By Michael Smith
It will take the U.S. Department of Energy at least eight years to downblend 1 metric ton of defense plutonium, far short of the two years demanded by S.C. Attorney General Alan Wilson, according to court records filed Aug. 11.
“Plutonium downblending is currently funded at a rate that would remove one metric ton from South Carolina by the end of fiscal year 2025,” court records state.
Henry Allen Gunter, a plutonium program manager for the DOE, made the statement in a declaration filed as part of the ongoing lawsuit over MOX, the mixed oxide fuel fabrication facility at the Savannah River Site in Aiken County.
The affidavit was filed after a federal judge ordered the DOE to develop a statement explaining how it would remove 1 metric ton of defense plutonium from SRS
Judge J. Michelle Childs issued the order amid delays from the DOE in developing the statement.
Childs previously ruled 1 metric ton of plutonium per year must be removed from SRS because MOX isn’t finished. MOX is about 75 percent finished and would convert defense plutonium into fuel for commercial reactors.
But in making the argument for why defense plutonium can’t be easily downblended and shipped, Gunter’s affidavit apparently also infers downblending is a considerably slower method of disposing defense plutonium than MOX.
MOX is years behind schedule and billions of dollars over budget, making it a popular target for some federal lawmakers and President Donald Trump, who say downblending is cheaper.

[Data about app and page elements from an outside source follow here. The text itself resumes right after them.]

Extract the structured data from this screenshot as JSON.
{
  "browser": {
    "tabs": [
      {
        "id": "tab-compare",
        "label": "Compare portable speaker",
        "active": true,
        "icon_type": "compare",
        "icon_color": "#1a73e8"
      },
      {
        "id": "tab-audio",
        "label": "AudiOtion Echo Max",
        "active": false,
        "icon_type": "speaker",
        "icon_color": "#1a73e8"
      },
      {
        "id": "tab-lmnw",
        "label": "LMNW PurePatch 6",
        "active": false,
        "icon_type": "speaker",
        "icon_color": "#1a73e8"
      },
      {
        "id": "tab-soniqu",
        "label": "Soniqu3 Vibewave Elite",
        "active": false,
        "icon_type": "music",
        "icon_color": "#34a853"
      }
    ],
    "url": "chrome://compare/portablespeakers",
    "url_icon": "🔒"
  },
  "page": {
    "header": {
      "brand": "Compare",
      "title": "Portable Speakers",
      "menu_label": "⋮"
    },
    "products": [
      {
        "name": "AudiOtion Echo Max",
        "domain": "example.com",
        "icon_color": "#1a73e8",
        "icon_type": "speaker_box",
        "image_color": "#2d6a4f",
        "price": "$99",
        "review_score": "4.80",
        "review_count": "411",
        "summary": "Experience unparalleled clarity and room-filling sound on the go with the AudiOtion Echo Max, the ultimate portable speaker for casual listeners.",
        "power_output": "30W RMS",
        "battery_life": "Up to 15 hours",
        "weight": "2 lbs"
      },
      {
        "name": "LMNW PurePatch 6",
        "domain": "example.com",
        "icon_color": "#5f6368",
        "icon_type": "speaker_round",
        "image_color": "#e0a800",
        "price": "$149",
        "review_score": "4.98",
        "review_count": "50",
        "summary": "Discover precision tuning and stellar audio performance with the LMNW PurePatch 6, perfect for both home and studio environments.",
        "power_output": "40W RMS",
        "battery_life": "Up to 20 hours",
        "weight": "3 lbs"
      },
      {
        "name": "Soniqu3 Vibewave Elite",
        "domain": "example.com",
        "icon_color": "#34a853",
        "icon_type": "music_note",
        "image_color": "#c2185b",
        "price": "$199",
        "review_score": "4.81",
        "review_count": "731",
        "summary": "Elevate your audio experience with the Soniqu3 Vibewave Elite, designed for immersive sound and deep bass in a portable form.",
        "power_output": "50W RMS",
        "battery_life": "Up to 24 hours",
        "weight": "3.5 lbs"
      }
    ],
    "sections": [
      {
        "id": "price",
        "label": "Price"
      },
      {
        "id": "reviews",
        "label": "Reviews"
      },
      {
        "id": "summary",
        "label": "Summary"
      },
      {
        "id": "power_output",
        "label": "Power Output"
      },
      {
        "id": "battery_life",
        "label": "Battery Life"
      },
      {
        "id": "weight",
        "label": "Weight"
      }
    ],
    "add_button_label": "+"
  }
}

Despite delays, the MOX project is scheduled for completion sometime in 2029, according to contractor estimates. Even conservative federal estimates place completion in the 2040s.
Gunter, the DOE employee, said in court records there’s no way 1 metric ton of defense plutonium can be removed from SRS within two years.
“South Carolina’s proposal … for one metric ton to be removed within two years, or any date sooner than DOE’s projected date of FY 2025 is not feasible or safe,” the filing states.
A U.S. nuclear deal with Russia called for each side to dispose of 34 metric tons. It would take 272 years to ship 34 metric tons at the pace mapped out in court documents.
Russia has since suspended participation in the accord, citing delays in MOX.